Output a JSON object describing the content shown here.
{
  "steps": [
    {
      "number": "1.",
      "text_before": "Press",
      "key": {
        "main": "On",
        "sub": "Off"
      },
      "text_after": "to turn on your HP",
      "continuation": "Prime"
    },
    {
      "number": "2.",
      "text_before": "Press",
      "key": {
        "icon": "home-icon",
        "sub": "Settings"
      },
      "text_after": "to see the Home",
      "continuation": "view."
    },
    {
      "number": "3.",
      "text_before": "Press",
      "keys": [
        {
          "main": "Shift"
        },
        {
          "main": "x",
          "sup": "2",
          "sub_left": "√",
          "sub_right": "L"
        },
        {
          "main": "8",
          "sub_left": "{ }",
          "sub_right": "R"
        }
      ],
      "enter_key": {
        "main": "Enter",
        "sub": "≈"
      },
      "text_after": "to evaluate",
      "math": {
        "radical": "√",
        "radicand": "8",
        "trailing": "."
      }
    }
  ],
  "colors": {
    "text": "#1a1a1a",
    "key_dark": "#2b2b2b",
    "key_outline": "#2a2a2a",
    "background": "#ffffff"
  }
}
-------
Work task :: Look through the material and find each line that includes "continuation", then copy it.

Exercise response ::
      "continuation": "Prime"
      "continuation": "view."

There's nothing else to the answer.